[Interface dataset entries]
═══

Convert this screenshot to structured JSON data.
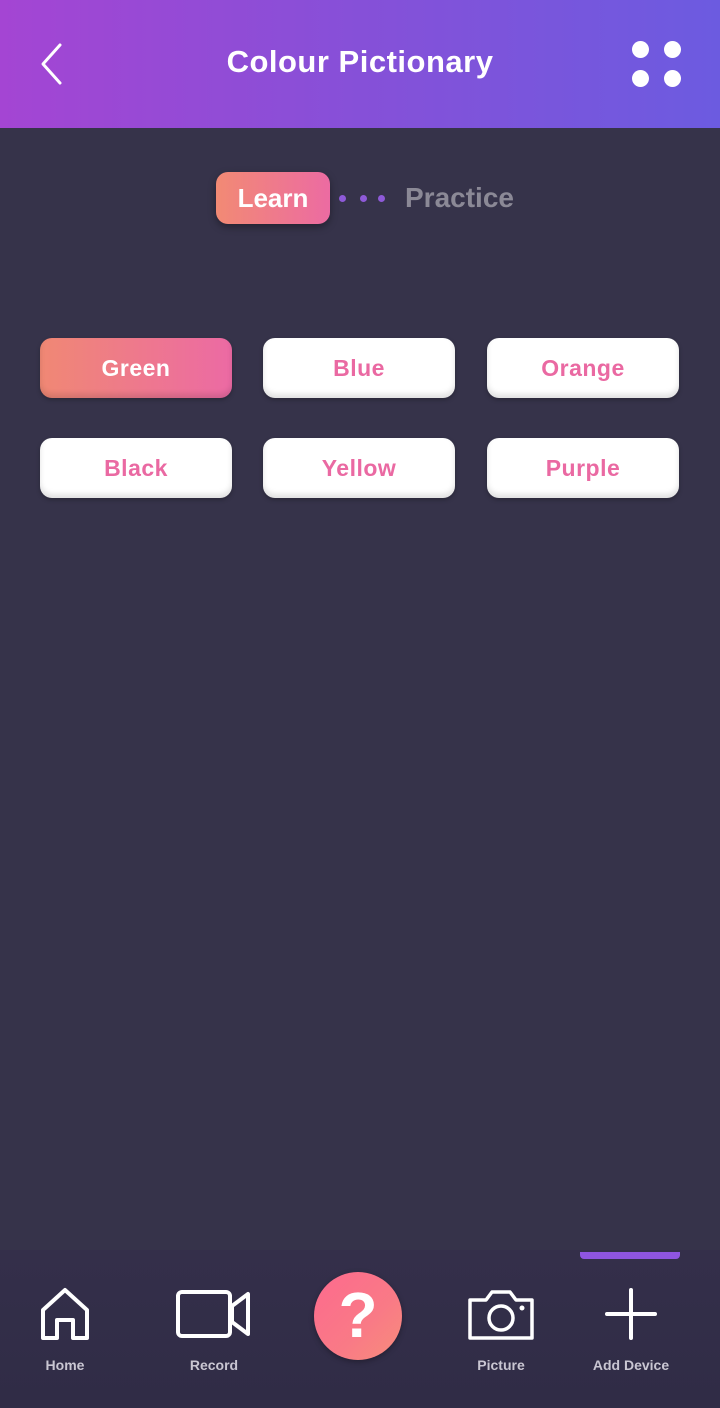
{
  "header": {
    "title": "Colour Pictionary",
    "back_icon": "chevron-left-icon",
    "menu_icon": "grid-dots-icon",
    "gradient": [
      "#a445d3",
      "#6c5be0"
    ]
  },
  "tabs": {
    "learn": "Learn",
    "practice": "Practice",
    "active": "Learn"
  },
  "colours": [
    {
      "label": "Green",
      "selected": true
    },
    {
      "label": "Blue",
      "selected": false
    },
    {
      "label": "Orange",
      "selected": false
    },
    {
      "label": "Black",
      "selected": false
    },
    {
      "label": "Yellow",
      "selected": false
    },
    {
      "label": "Purple",
      "selected": false
    }
  ],
  "bottom_nav": {
    "items": [
      {
        "label": "Home",
        "icon": "home-icon"
      },
      {
        "label": "Record",
        "icon": "video-camera-icon"
      },
      {
        "label": "",
        "icon": "help-icon",
        "glyph": "?"
      },
      {
        "label": "Picture",
        "icon": "camera-icon"
      },
      {
        "label": "Add Device",
        "icon": "plus-icon",
        "active": true
      }
    ]
  },
  "colors": {
    "background": "#36334a",
    "accent_pink": "#ea69a2",
    "accent_orange": "#f28a74",
    "indicator": "#8f55e0"
  }
}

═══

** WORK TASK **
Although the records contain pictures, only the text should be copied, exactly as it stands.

** SOLUTION **
Convert this screenshot to structured JSON data.
{
  "header": {
    "title": "Colour Pictionary",
    "back_icon": "chevron-left-icon",
    "menu_icon": "grid-dots-icon",
    "gradient": [
      "#a445d3",
      "#6c5be0"
    ]
  },
  "tabs": {
    "learn": "Learn",
    "practice": "Practice",
    "active": "Learn"
  },
  "colours": [
    {
      "label": "Green",
      "selected": true
    },
    {
      "label": "Blue",
      "selected": false
    },
    {
      "label": "Orange",
      "selected": false
    },
    {
      "label": "Black",
      "selected": false
    },
    {
      "label": "Yellow",
      "selected": false
    },
    {
      "label": "Purple",
      "selected": false
    }
  ],
  "bottom_nav": {
    "items": [
      {
        "label": "Home",
        "icon": "home-icon"
      },
      {
        "label": "Record",
        "icon": "video-camera-icon"
      },
      {
        "label": "",
        "icon": "help-icon",
        "glyph": "?"
      },
      {
        "label": "Picture",
        "icon": "camera-icon"
      },
      {
        "label": "Add Device",
        "icon": "plus-icon",
        "active": true
      }
    ]
  },
  "colors": {
    "background": "#36334a",
    "accent_pink": "#ea69a2",
    "accent_orange": "#f28a74",
    "indicator": "#8f55e0"
  }
}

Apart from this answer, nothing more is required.